We accept this statement as setting out the test of substantiality: 'Presumably 1338(b) means nothing more than the claim under the patent law must satisfy the test of substantiality generally exacted when a jurisdictional challenge is asserted in a federal court. In such instances the question is whether the claim jurisdictionally assailed is 'obviously without merit' or its unsoundness "clearly results from previous decisions" of the Supreme Court. Levering & Garrigues Co. v. Morrin, 1933, 289 U.S. 103, 105, 53 S.Ct. 549, 550, 77 L.Ed. 1062. Jurisdiction to adjudicate is wanting only where the federal claims stated in the complaint are so unsubstantial as 'to be frivolous or * * * plainly without color of merit.' Binderup v. Pathe Exchange, 1923, 263 U.S. 291, 306, 44 S.Ct. 96, 98, 68 L.Ed. 308. If it appears that a plaintiff is 'not really relying upon the patent law for his alleged rights' then the claim does 'not really and substantially involve a controversy within the jurisdiction of the court'; otherwise jurisdiction exists regardless of whether the claim ultimately be held good or bad.

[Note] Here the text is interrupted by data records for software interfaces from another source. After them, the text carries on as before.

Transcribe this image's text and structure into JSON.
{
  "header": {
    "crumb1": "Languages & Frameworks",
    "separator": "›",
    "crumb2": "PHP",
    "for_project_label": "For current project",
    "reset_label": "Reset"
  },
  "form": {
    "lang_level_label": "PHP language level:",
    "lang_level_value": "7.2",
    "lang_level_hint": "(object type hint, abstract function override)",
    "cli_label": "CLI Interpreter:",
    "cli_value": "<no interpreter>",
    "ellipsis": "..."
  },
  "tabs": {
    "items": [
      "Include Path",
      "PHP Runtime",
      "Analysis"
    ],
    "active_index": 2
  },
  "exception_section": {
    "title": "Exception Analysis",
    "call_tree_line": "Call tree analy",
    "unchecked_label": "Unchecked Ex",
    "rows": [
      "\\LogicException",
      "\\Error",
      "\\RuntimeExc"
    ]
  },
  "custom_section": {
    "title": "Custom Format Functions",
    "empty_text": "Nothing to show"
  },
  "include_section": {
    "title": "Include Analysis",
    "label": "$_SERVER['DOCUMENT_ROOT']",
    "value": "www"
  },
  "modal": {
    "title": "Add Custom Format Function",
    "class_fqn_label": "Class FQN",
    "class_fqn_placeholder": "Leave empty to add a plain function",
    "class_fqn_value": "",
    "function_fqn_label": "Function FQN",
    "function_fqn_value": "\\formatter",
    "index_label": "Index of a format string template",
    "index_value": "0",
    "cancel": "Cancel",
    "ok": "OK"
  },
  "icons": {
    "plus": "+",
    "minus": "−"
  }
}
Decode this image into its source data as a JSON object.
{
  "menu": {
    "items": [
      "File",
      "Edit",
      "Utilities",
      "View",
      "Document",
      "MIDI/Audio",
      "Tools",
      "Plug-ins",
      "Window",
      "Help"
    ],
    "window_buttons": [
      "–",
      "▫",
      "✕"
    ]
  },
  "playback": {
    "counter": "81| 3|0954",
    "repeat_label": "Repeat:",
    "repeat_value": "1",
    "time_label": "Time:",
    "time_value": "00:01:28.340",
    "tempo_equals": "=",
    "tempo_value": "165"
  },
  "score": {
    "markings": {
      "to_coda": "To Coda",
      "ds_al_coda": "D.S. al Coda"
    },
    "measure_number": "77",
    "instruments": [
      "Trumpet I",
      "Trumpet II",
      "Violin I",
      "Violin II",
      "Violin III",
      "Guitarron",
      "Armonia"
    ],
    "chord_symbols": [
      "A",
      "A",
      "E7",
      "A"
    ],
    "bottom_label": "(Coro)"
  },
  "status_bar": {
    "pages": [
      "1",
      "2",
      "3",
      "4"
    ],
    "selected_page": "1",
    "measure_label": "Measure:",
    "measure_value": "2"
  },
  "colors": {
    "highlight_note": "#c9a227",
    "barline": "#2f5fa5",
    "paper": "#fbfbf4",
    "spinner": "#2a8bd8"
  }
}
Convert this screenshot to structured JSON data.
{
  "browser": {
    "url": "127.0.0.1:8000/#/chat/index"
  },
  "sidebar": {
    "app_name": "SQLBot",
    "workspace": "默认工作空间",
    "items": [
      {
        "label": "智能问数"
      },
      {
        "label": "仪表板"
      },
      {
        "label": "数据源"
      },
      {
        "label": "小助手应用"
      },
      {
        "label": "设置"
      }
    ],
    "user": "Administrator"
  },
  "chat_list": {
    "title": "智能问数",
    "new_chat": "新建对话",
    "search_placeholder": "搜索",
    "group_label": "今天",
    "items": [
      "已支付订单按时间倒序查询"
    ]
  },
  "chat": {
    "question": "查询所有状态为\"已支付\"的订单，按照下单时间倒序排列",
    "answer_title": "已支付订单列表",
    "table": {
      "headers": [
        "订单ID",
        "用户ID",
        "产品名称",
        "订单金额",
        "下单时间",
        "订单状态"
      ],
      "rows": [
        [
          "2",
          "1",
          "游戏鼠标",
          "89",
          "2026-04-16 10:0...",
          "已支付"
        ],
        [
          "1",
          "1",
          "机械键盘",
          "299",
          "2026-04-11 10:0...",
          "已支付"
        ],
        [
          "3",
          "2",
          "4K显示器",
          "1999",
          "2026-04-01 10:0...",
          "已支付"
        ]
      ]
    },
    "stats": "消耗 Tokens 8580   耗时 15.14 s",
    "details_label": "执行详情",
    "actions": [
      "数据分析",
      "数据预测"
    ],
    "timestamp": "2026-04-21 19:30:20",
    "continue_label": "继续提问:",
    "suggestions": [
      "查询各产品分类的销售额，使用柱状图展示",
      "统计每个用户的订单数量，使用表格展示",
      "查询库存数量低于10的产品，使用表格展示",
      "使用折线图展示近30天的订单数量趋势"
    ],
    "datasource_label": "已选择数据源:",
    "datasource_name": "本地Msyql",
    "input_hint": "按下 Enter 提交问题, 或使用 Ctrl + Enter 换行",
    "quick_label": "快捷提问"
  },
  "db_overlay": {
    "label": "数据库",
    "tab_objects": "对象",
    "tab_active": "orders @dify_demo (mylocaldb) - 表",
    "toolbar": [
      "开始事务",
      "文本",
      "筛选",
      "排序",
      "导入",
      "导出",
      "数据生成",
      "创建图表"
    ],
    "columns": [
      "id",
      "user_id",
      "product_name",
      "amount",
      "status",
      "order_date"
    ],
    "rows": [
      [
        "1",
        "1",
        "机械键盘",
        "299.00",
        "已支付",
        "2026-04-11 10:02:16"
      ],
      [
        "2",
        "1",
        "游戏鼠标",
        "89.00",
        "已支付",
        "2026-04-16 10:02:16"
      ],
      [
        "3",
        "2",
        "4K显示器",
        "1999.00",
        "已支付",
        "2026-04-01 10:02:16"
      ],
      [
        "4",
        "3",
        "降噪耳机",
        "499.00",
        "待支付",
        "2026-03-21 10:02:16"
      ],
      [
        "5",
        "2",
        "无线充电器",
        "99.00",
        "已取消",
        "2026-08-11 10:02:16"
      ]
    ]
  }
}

The Fair v. Kohler Die & Specialty Co., 1913, 228 U.S. 22, (24), 25, 33 S.Ct. 410, 411, 57 L.Ed. 716.' O'Brien v. Westinghouse Electric Corp., 293 F.2d 1, at 11 (1961) quoting with approval American Securit Co. v. Shatterproof Glass Corp., D.C.D.Del.1958, 166 F.Supp. 813, affirmed 3 Cir. 1959, 268 F.2d 769